Seqwater will preserve a heritage-listed building at Brisbane’s Mt Crosby East Bank Pump Station by stabilising a rock wall at the front of the pump station site.
The office building and workshop, which was constructed in the early 1920s, sits below the rock wall at the front of the pump station site.
Seqwater Chief Executive Officer, Peter Dennis, said a geotechnical survey last year had identified the need to stabilise the rock wall.
“We’ll be undertaking remediation work, beginning with the removal of loose rocks and vegetation on the slope and the installation of a series of rock dowels. We will then apply mesh and shotcrete to the wall, which is concrete projected onto the wall surface at a high velocity,” Mr Dennis said.
“We will also install strip filter drains and weep holes for drainage and build a spoon drain to divert water away from the wall to prevent future erosion.”
Mt Crosby Historical Society has contributed to the project through ongoing work to preserve and promote the history of the Mt Crosby East Bank Pump Station.

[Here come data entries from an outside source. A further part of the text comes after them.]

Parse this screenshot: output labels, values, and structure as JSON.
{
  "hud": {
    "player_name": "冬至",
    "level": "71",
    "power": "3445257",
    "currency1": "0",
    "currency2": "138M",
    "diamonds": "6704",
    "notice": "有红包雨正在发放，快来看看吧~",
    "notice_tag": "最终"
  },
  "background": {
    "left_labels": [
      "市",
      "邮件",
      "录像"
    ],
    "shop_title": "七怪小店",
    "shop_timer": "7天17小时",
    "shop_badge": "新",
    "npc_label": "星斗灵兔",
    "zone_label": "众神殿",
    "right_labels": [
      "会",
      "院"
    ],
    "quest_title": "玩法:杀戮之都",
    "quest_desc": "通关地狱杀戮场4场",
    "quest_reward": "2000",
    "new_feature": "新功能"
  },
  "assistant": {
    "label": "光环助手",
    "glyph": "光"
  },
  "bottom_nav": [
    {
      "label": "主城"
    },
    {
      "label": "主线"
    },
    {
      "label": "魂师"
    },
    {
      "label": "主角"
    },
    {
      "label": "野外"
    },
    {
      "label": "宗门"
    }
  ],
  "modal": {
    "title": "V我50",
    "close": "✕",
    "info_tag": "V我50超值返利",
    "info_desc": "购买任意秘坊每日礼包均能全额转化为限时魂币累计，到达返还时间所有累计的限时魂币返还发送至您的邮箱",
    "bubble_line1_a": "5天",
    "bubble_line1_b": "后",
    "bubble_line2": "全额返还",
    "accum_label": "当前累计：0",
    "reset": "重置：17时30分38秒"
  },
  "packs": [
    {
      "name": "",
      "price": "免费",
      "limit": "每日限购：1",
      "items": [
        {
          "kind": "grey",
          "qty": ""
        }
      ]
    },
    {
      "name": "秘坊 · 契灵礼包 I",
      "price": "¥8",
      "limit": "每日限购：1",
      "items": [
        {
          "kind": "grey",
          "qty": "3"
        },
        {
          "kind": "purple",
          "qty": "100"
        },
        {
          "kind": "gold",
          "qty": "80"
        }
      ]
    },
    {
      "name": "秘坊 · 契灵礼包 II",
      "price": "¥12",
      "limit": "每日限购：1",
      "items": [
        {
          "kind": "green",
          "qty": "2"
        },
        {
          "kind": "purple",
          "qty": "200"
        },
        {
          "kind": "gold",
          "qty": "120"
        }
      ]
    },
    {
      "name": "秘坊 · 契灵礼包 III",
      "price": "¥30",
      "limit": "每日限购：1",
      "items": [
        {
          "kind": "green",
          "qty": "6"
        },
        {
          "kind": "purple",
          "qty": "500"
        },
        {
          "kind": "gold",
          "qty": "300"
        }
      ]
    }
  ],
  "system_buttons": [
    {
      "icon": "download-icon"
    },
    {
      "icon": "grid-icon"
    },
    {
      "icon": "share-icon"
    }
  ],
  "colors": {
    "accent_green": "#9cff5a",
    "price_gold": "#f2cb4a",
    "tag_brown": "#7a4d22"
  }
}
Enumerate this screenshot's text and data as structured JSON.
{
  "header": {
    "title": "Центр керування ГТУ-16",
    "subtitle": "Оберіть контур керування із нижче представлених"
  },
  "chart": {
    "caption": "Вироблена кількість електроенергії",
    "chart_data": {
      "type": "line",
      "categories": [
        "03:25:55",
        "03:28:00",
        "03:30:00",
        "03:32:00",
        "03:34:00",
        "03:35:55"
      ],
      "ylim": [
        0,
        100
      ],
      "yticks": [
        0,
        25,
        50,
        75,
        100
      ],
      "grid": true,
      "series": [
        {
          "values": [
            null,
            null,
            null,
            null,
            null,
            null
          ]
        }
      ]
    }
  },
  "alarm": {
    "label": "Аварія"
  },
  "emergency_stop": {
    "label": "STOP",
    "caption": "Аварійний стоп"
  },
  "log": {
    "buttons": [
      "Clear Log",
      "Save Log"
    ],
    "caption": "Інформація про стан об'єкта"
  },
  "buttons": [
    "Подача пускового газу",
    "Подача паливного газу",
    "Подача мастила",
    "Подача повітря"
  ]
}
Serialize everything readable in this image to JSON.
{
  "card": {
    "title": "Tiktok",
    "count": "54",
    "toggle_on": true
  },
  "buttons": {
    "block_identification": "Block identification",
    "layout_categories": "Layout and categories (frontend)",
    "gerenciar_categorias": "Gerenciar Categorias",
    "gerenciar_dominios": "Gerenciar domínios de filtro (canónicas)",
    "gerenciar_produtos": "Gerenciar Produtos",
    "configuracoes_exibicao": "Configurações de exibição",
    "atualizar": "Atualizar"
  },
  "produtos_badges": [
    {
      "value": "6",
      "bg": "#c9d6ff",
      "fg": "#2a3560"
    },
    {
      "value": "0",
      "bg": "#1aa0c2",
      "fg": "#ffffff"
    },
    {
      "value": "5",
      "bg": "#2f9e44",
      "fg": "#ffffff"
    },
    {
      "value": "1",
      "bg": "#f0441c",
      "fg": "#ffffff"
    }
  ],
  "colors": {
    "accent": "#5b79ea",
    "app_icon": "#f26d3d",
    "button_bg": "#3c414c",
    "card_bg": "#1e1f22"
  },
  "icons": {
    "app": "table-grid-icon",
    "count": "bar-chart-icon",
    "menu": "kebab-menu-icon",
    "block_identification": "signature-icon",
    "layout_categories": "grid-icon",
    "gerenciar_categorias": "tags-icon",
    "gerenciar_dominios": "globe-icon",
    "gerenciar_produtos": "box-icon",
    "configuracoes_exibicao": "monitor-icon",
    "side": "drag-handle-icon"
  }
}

“Given their intimate knowledge of the site, we liaised with the society on engineering and aesthetic matters,” Mr Dennis said.
“This project is helping to preserve an important part of our region’s water history so we are very grateful to the Mt Crosby Historical Society for their input.”
Mt Crosby Historical Society President, Colin Hester, said the heritage-listed building at the pump station was once a formal office for the engineer on site.
“The workshop also contained a steam turbine generator at one point. These days the society operates out of the building on a community lease,” Mr Hester said.
“We recommended that the shotcrete applied to the rock wall be a dark blue colour to best match the existing blue metal rock and allow this historical brick building to shine in its own right.
“The project is a demonstration of the commitment Seqwater has to our region’s history at the pump station.”